GOAL OF THE EXERCISE:
Wherever the word "items" occurs in the listing below, copy that whole line.
[DATA SHOWN Boundary: Start]
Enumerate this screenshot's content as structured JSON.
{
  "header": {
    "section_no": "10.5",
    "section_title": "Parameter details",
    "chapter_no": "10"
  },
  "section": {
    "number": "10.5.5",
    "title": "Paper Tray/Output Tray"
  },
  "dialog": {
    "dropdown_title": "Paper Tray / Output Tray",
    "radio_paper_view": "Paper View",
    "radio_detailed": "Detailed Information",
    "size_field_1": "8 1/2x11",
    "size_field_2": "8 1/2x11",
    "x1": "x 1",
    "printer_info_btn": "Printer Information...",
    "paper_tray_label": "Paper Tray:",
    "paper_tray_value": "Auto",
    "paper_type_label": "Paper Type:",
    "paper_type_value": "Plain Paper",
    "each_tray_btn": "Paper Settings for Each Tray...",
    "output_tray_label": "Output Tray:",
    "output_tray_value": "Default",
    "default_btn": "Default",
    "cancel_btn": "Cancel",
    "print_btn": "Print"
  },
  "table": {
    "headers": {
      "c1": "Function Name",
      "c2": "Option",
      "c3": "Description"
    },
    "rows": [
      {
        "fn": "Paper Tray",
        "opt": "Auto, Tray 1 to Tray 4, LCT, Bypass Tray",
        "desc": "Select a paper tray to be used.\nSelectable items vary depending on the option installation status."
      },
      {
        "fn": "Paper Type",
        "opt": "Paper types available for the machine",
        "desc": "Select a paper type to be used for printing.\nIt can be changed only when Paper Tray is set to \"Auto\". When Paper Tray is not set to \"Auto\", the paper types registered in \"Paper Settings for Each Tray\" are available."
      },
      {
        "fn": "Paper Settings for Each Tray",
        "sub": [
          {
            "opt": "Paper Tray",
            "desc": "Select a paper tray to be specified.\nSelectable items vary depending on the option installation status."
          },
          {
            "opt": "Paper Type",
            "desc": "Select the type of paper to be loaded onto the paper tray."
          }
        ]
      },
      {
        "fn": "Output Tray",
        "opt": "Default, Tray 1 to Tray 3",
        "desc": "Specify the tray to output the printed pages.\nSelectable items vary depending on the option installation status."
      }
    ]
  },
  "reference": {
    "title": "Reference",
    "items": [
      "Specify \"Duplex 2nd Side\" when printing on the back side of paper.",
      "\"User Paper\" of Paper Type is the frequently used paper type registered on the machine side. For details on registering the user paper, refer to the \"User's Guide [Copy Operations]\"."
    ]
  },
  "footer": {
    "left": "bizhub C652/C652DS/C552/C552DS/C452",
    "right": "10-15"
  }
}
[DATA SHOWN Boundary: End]
FINISHED TASK:
        "desc": "Select a paper tray to be used.\nSelectable items vary depending on the option installation status."
            "desc": "Select a paper tray to be specified.\nSelectable items vary depending on the option installation status."
        "desc": "Specify the tray to output the printed pages.\nSelectable items vary depending on the option installation status."
    "items": [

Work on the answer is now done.